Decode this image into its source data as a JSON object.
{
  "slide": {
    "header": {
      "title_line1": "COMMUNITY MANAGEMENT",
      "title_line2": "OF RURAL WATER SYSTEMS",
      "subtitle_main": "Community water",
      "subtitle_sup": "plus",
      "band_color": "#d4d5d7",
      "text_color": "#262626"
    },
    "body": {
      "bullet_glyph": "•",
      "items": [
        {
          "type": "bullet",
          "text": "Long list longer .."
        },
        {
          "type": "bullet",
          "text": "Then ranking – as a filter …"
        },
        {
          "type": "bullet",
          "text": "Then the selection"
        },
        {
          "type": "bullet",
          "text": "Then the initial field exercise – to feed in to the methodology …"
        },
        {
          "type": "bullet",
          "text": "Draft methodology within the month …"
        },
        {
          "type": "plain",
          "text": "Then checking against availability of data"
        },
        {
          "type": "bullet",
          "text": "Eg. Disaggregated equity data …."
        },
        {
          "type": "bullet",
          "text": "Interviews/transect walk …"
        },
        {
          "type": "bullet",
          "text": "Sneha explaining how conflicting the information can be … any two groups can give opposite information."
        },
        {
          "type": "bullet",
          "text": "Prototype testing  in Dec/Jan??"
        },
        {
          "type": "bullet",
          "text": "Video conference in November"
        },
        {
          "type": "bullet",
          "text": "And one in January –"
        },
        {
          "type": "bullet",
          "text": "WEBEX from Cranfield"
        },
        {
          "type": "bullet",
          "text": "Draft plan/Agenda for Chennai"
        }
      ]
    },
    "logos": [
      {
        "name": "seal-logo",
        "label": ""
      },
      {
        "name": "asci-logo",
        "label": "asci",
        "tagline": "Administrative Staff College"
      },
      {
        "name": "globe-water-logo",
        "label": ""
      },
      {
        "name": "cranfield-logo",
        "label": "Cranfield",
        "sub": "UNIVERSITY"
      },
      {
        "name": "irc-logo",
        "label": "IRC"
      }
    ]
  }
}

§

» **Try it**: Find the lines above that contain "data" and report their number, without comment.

» **Exercise output**: 3